Lebanon and its government are not to blame for Hezbollah and its recent attacks on Israeli territory, Lebanon's prime minister said Tuesday.
Tensions between Lebanon and Israel spiked over the weekend after Shiite militant group Hezbollah fired rockets into Israel from southern Lebanon, an attack the group claims was in retaliation for an Israeli drone strike.
"Look, Hezbollah is not a Lebanese problem — only — it is a regional problem," Prime Minister Saad Hariri said in a wide-ranging interview with CNBC's Hadley Gamble. "Israel wants to have ... this scenario that Lebanon is responsible, with what Netanyahu says, and if you want to buy it, buy it. But he knows and the international community knows that this is not true."
Israeli Prime Minister Benjamin Netanyahu in a speech last week warned Hezbollah — and Lebanon — to "be careful what you say and more careful what you do."
Hezbollah, which operates as both a political party and paramilitary group and is designated by the U.S. as a terrorist organization, made record gains during Lebanon's elections in May 2018. It's widely regarded as the most powerful political group in Lebanon.
The United States sanctioned Lebanon's Jammal Trust Bank last week, saying the bank facilitates Hezbollah's financial activities and funnels money to the families of suicide bombers. The bank denies those allegations.
Hariri expressed no sympathy for any financial institutions that run afoul of American or European rules, saying such banks "should expect the consequences" of running Hezbollah money.
"If a bank misuses this trust, we don't like it, definitely. We try to stop it, I try to stop it," he said, adding that the U.S. "had to take this action, and I don't like it and I wish this bank didn't go through (with) what they did."
At the same time, Hariri on Tuesday acknowledged limitations in his ability to rein in Hezbollah. The group ignores the official Lebanese policy of staying out of regional conflicts and has been active most notably in Syria in support of Syrian President Bashar Assad.
"I am a pragmatic person, and I know my limits, and I know the limits of this region. If people were serious about this issue, they would have done things 10, 15, 20, 30 years" ago, Hariri told CNBC.
His main focus, he said, is strengthening Lebanon's institutions such as its central bank and its security forces.
Israeli Defense Forces (IDF) on Sunday reported that missiles from Hezbollah, which is funded by Iran, hit an IDF military outpost and an ambulance in northern Israel.

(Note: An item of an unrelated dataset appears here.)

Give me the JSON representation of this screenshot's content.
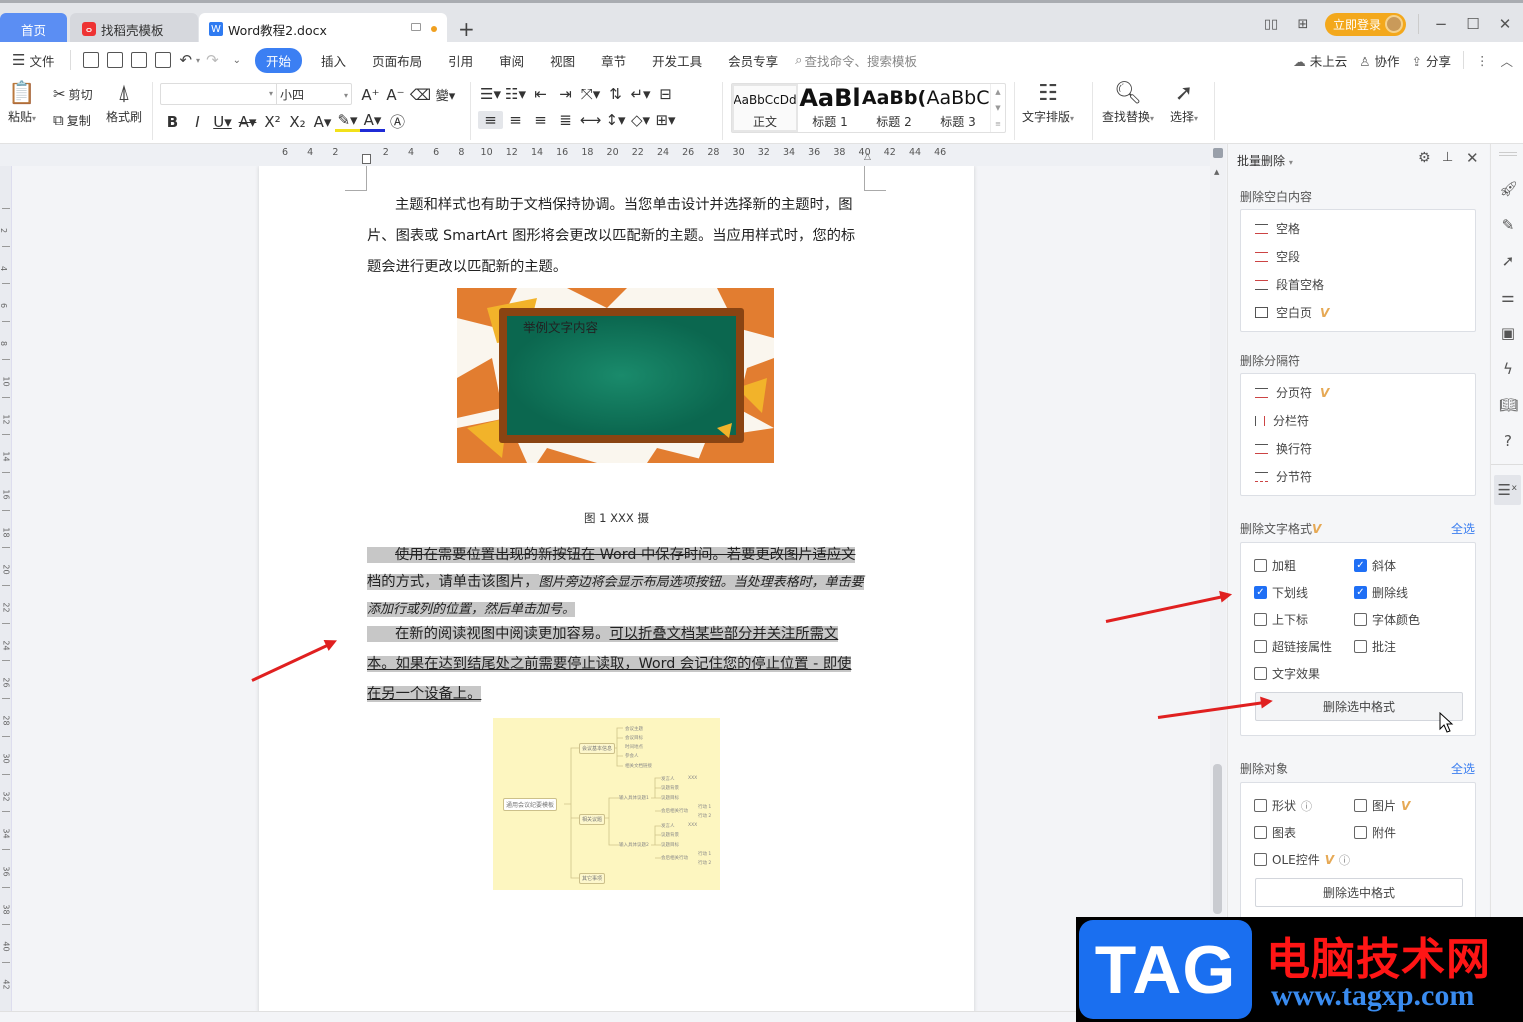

The Israeli army had braced for an attack after Hezbollah leader Hassan Nasrallah warned the group would make Israel "pay a price" for its alleged drone strike.
The IDF said it responded by shelling Hezbollah positions with artillery and helicopter fire, afterward calling the operation a success.
Despite the cross-border fire, analysts watching the region say there's little desire for further conflict — for now.
"Hezbollah has not ruled out further retaliation over Israel's drone strikes, but [its] appetite for escalation appears limited," Agathe Demarais, global forecasting director at the Economist Intelligence Unit, told CNBC.
Demarais said Hezbollah has political backing from within senior levels of Lebanon's government, and therefore "is wary of compromising its recent increase in political popularity by dragging Lebanon into a new war with Israel."
Netanyahu is unlikely to want escalation ahead of the country's elections — which he hopes will keep him in office — later this month, Demarais said.
Netanyahu appeared to play down the seriousness of the weekend fighting in brief comments to reporters on Monday, according to Reuters.
The tensions also make things more complex for Hariri, already under strain amid competing political factions and a looming economic crisis.
Faysal Itani, a senior fellow at the Atlantic Council, sees the latest fighting as more of a face-saving exercise than a genuine provocation.
"For now, everyone is happy. Nasrallah had his party and the Israelis were able to say no one was killed," he said.
But there is a fundamentally unstable situation at hand when it comes to the broader context, Itani said. That context is increasing joint US-Israeli pressure on both Iran and Hezbollah, imposing mounting costs, like sanctions, unless certain conditions are met — conditions by which neither Iran nor Hezbollah are willing to abide.
"As these costs rise, Hezbollah has to figure out ways to look like it is responding without inviting a war that could devastate it," Itani said. "Hence attacks like the border operation."
The last all-out war between the Israel and Hezbollah was in 2006. It left more than 1,200 people dead in the span of a month, the overwhelming majority of whom were Lebanese.
—CNBC's Emma Graham contributed to this report. Reuters contributed to this report.